[Interface dataset entries]
****************************************

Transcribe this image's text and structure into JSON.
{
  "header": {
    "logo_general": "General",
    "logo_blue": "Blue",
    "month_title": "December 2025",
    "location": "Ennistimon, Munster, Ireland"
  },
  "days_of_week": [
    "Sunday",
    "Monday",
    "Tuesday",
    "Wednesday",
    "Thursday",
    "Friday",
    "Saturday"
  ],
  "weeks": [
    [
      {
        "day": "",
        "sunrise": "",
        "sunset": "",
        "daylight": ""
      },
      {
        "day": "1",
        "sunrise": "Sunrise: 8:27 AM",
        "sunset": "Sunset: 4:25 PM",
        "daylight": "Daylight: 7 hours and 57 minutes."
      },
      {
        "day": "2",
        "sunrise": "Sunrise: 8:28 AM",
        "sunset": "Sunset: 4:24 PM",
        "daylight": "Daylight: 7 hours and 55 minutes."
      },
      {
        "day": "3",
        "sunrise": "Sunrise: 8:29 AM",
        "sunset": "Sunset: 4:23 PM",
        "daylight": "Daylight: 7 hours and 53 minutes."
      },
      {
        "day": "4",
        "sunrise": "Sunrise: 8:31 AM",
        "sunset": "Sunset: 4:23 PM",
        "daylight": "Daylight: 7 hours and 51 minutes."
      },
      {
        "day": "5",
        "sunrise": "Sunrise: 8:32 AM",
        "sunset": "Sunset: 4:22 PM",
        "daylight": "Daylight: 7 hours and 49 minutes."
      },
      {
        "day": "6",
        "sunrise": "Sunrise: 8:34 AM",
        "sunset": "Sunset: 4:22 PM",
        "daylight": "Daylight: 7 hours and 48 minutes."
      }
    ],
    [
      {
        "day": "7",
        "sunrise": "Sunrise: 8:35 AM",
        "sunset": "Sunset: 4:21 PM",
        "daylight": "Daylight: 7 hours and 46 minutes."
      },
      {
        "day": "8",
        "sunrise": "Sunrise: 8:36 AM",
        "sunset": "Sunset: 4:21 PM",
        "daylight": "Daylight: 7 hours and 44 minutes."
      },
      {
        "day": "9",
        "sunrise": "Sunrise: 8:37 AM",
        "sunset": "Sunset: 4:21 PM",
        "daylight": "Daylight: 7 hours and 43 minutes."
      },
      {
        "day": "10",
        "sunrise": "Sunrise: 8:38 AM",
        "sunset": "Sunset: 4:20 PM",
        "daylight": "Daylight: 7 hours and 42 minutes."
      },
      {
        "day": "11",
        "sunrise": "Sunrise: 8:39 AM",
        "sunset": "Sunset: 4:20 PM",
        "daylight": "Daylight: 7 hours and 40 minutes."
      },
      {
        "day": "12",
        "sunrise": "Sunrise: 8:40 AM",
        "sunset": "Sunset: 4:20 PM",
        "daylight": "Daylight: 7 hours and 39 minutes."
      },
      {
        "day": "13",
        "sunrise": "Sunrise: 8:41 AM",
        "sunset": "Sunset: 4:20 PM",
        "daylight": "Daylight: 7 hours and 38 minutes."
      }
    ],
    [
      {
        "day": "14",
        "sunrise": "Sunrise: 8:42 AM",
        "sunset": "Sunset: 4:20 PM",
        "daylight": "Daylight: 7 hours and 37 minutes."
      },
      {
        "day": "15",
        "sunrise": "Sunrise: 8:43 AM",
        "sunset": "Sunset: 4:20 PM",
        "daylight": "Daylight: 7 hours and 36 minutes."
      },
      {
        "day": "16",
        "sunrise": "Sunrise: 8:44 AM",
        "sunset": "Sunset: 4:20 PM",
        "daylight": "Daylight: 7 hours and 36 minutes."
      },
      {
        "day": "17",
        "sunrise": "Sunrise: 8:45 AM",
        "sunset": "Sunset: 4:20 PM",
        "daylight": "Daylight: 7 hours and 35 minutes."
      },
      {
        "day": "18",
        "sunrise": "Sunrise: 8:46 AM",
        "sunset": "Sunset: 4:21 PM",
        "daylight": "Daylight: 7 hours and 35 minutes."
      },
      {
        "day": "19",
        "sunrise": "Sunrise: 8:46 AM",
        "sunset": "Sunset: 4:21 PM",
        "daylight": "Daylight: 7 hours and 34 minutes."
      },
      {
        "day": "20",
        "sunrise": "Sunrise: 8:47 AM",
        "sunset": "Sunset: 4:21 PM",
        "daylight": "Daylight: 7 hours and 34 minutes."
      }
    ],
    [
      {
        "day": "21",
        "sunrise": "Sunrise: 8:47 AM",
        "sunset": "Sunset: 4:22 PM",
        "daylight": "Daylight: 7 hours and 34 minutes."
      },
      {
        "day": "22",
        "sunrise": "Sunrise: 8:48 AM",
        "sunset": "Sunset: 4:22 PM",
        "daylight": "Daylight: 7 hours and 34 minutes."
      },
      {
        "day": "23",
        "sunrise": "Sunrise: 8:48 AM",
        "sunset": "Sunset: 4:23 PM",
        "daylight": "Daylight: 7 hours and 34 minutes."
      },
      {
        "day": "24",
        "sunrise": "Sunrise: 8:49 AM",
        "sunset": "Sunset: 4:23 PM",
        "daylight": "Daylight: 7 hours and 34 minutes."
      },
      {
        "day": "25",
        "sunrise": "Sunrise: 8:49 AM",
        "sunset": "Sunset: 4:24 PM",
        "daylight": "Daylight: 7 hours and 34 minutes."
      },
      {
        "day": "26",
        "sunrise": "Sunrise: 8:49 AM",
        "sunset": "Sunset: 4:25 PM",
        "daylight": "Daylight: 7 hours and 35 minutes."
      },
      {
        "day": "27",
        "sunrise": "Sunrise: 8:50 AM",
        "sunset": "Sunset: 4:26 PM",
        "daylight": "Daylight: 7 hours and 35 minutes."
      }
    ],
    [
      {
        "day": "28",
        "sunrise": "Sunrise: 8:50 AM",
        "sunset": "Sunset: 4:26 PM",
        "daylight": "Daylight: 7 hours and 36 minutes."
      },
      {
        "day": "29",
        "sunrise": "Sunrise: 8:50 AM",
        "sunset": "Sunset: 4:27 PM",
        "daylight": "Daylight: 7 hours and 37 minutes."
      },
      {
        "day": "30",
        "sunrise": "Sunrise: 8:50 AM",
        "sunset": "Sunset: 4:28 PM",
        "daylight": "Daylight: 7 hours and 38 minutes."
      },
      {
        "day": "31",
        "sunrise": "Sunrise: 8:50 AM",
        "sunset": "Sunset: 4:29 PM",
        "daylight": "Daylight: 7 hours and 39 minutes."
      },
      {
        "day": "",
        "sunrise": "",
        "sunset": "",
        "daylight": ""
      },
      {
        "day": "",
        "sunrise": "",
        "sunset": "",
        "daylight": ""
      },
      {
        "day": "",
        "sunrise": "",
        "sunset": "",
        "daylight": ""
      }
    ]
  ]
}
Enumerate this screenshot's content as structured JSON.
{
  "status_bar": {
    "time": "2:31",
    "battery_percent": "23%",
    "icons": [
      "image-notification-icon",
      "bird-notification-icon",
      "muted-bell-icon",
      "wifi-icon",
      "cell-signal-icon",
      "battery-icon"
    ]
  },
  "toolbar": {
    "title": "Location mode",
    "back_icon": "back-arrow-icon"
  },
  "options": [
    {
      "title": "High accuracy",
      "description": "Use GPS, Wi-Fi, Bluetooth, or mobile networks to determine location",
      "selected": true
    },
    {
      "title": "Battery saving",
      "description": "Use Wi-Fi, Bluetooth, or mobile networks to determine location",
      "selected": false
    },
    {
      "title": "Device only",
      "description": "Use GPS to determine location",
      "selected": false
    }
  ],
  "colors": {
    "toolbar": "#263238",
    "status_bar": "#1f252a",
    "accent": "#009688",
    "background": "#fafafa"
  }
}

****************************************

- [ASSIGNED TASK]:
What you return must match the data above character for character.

- [RESPONSE TO THE TASK]:
Transcribe this image's text and structure into JSON.
{
  "header": {
    "logo_general": "General",
    "logo_blue": "Blue",
    "month_title": "December 2025",
    "location": "Ennistimon, Munster, Ireland"
  },
  "days_of_week": [
    "Sunday",
    "Monday",
    "Tuesday",
    "Wednesday",
    "Thursday",
    "Friday",
    "Saturday"
  ],
  "weeks": [
    [
      {
        "day": "",
        "sunrise": "",
        "sunset": "",
        "daylight": ""
      },
      {
        "day": "1",
        "sunrise": "Sunrise: 8:27 AM",
        "sunset": "Sunset: 4:25 PM",
        "daylight": "Daylight: 7 hours and 57 minutes."
      },
      {
        "day": "2",
        "sunrise": "Sunrise: 8:28 AM",
        "sunset": "Sunset: 4:24 PM",
        "daylight": "Daylight: 7 hours and 55 minutes."
      },
      {
        "day": "3",
        "sunrise": "Sunrise: 8:29 AM",
        "sunset": "Sunset: 4:23 PM",
        "daylight": "Daylight: 7 hours and 53 minutes."
      },
      {
        "day": "4",
        "sunrise": "Sunrise: 8:31 AM",
        "sunset": "Sunset: 4:23 PM",
        "daylight": "Daylight: 7 hours and 51 minutes."
      },
      {
        "day": "5",
        "sunrise": "Sunrise: 8:32 AM",
        "sunset": "Sunset: 4:22 PM",
        "daylight": "Daylight: 7 hours and 49 minutes."
      },
      {
        "day": "6",
        "sunrise": "Sunrise: 8:34 AM",
        "sunset": "Sunset: 4:22 PM",
        "daylight": "Daylight: 7 hours and 48 minutes."
      }
    ],
    [
      {
        "day": "7",
        "sunrise": "Sunrise: 8:35 AM",
        "sunset": "Sunset: 4:21 PM",
        "daylight": "Daylight: 7 hours and 46 minutes."
      },
      {
        "day": "8",
        "sunrise": "Sunrise: 8:36 AM",
        "sunset": "Sunset: 4:21 PM",
        "daylight": "Daylight: 7 hours and 44 minutes."
      },
      {
        "day": "9",
        "sunrise": "Sunrise: 8:37 AM",
        "sunset": "Sunset: 4:21 PM",
        "daylight": "Daylight: 7 hours and 43 minutes."
      },
      {
        "day": "10",
        "sunrise": "Sunrise: 8:38 AM",
        "sunset": "Sunset: 4:20 PM",
        "daylight": "Daylight: 7 hours and 42 minutes."
      },
      {
        "day": "11",
        "sunrise": "Sunrise: 8:39 AM",
        "sunset": "Sunset: 4:20 PM",
        "daylight": "Daylight: 7 hours and 40 minutes."
      },
      {
        "day": "12",
        "sunrise": "Sunrise: 8:40 AM",
        "sunset": "Sunset: 4:20 PM",
        "daylight": "Daylight: 7 hours and 39 minutes."
      },
      {
        "day": "13",
        "sunrise": "Sunrise: 8:41 AM",
        "sunset": "Sunset: 4:20 PM",
        "daylight": "Daylight: 7 hours and 38 minutes."
      }
    ],
    [
      {
        "day": "14",
        "sunrise": "Sunrise: 8:42 AM",
        "sunset": "Sunset: 4:20 PM",
        "daylight": "Daylight: 7 hours and 37 minutes."
      },
      {
        "day": "15",
        "sunrise": "Sunrise: 8:43 AM",
        "sunset": "Sunset: 4:20 PM",
        "daylight": "Daylight: 7 hours and 36 minutes."
      },
      {
        "day": "16",
        "sunrise": "Sunrise: 8:44 AM",
        "sunset": "Sunset: 4:20 PM",
        "daylight": "Daylight: 7 hours and 36 minutes."
      },
      {
        "day": "17",
        "sunrise": "Sunrise: 8:45 AM",
        "sunset": "Sunset: 4:20 PM",
        "daylight": "Daylight: 7 hours and 35 minutes."
      },
      {
        "day": "18",
        "sunrise": "Sunrise: 8:46 AM",
        "sunset": "Sunset: 4:21 PM",
        "daylight": "Daylight: 7 hours and 35 minutes."
      },
      {
        "day": "19",
        "sunrise": "Sunrise: 8:46 AM",
        "sunset": "Sunset: 4:21 PM",
        "daylight": "Daylight: 7 hours and 34 minutes."
      },
      {
        "day": "20",
        "sunrise": "Sunrise: 8:47 AM",
        "sunset": "Sunset: 4:21 PM",
        "daylight": "Daylight: 7 hours and 34 minutes."
      }
    ],
    [
      {
        "day": "21",
        "sunrise": "Sunrise: 8:47 AM",
        "sunset": "Sunset: 4:22 PM",
        "daylight": "Daylight: 7 hours and 34 minutes."
      },
      {
        "day": "22",
        "sunrise": "Sunrise: 8:48 AM",
        "sunset": "Sunset: 4:22 PM",
        "daylight": "Daylight: 7 hours and 34 minutes."
      },
      {
        "day": "23",
        "sunrise": "Sunrise: 8:48 AM",
        "sunset": "Sunset: 4:23 PM",
        "daylight": "Daylight: 7 hours and 34 minutes."
      },
      {
        "day": "24",
        "sunrise": "Sunrise: 8:49 AM",
        "sunset": "Sunset: 4:23 PM",
        "daylight": "Daylight: 7 hours and 34 minutes."
      },
      {
        "day": "25",
        "sunrise": "Sunrise: 8:49 AM",
        "sunset": "Sunset: 4:24 PM",
        "daylight": "Daylight: 7 hours and 34 minutes."
      },
      {
        "day": "26",
        "sunrise": "Sunrise: 8:49 AM",
        "sunset": "Sunset: 4:25 PM",
        "daylight": "Daylight: 7 hours and 35 minutes."
      },
      {
        "day": "27",
        "sunrise": "Sunrise: 8:50 AM",
        "sunset": "Sunset: 4:26 PM",
        "daylight": "Daylight: 7 hours and 35 minutes."
      }
    ],
    [
      {
        "day": "28",
        "sunrise": "Sunrise: 8:50 AM",
        "sunset": "Sunset: 4:26 PM",
        "daylight": "Daylight: 7 hours and 36 minutes."
      },
      {
        "day": "29",
        "sunrise": "Sunrise: 8:50 AM",
        "sunset": "Sunset: 4:27 PM",
        "daylight": "Daylight: 7 hours and 37 minutes."
      },
      {
        "day": "30",
        "sunrise": "Sunrise: 8:50 AM",
        "sunset": "Sunset: 4:28 PM",
        "daylight": "Daylight: 7 hours and 38 minutes."
      },
      {
        "day": "31",
        "sunrise": "Sunrise: 8:50 AM",
        "sunset": "Sunset: 4:29 PM",
        "daylight": "Daylight: 7 hours and 39 minutes."
      },
      {
        "day": "",
        "sunrise": "",
        "sunset": "",
        "daylight": ""
      },
      {
        "day": "",
        "sunrise": "",
        "sunset": "",
        "daylight": ""
      },
      {
        "day": "",
        "sunrise": "",
        "sunset": "",
        "daylight": ""
      }
    ]
  ]
}
Enumerate this screenshot's content as structured JSON.
{
  "status_bar": {
    "time": "2:31",
    "battery_percent": "23%",
    "icons": [
      "image-notification-icon",
      "bird-notification-icon",
      "muted-bell-icon",
      "wifi-icon",
      "cell-signal-icon",
      "battery-icon"
    ]
  },
  "toolbar": {
    "title": "Location mode",
    "back_icon": "back-arrow-icon"
  },
  "options": [
    {
      "title": "High accuracy",
      "description": "Use GPS, Wi-Fi, Bluetooth, or mobile networks to determine location",
      "selected": true
    },
    {
      "title": "Battery saving",
      "description": "Use Wi-Fi, Bluetooth, or mobile networks to determine location",
      "selected": false
    },
    {
      "title": "Device only",
      "description": "Use GPS to determine location",
      "selected": false
    }
  ],
  "colors": {
    "toolbar": "#263238",
    "status_bar": "#1f252a",
    "accent": "#009688",
    "background": "#fafafa"
  }
}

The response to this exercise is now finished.